A French security company called Idemia has already launched digital IDs in partnership with several U.S. states, including Arizona and Oklahoma. The company argues that digital IDs are made to quickly verify a person’s identity, while also allowing a person to share little of their own information. For example in an app, users can choose to only share their age with someone who verifies that someone is old enough to buy alcohol without also sharing their address, Idemia explains its website.
The technology behind digital IDs is inevitably not the same as the technology behind vaccine passports. Opponents of vaccine passports, however, argue that the need for detailed health information to enter businesses and other public places is detrimental to people’s privacy and freedom. However, some states that ban vaccine passports primarily charge digital driver’s licenses.
In Florida, where Governor Ron DeSantis banned vaccine passports, the DMV is IMMINENT launch this mobile state ID system soon, and in Texas, to whom state law prohibits the use of vaccine passports, legislators thinking of a pilot program for digital licenses. Iowa, which also limited the use of vaccine passports, also plans to launch a mobile ID system later this year. In Nevada, where vaccine passports will remain a controversial issue, Gov. Steve Sisolak in May formally registered digital licenses, and the DMV said they could come only for a few years.
In any case, it is clear that residents of many states can keep their driver’s license on their phone.

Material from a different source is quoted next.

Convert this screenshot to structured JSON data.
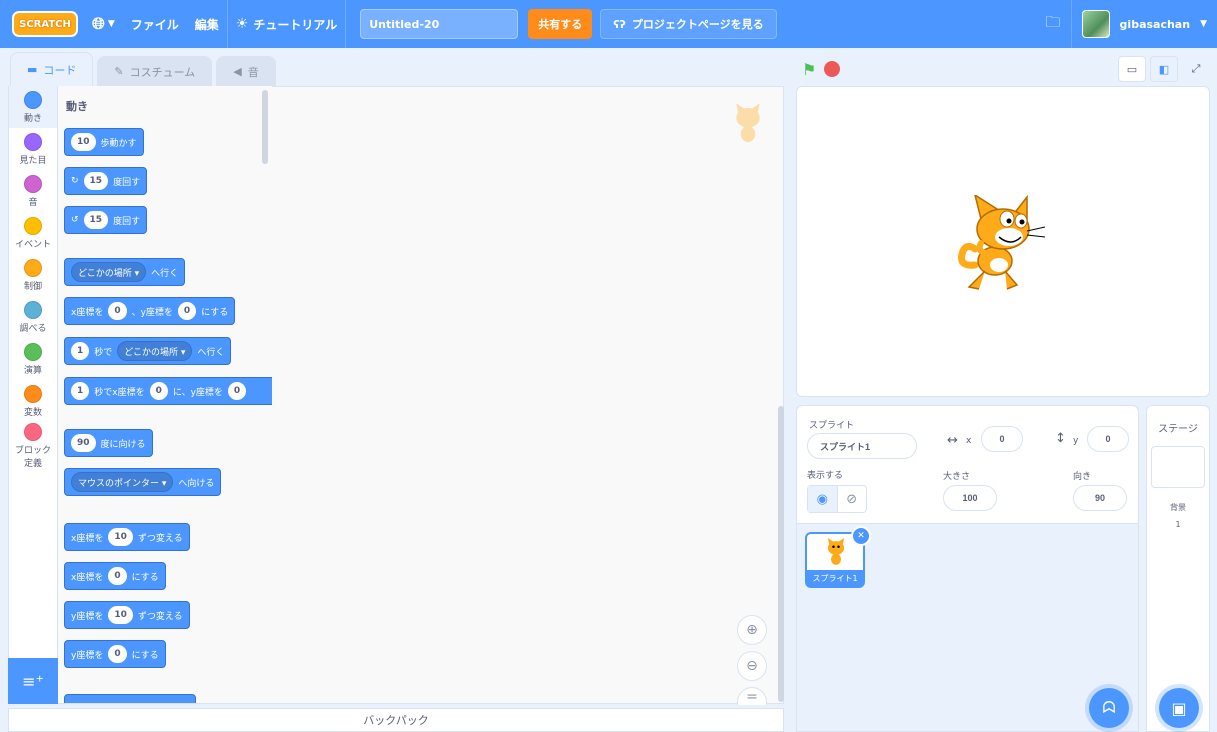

What remains unclear is whether we will go for a country where there are 50 different digital driver licenses and 50 different opportunities for issues and problems.
Update, September 1, 2021: This piece is updated with new information about how Apple’s digital state ID works, including which states will first use the system.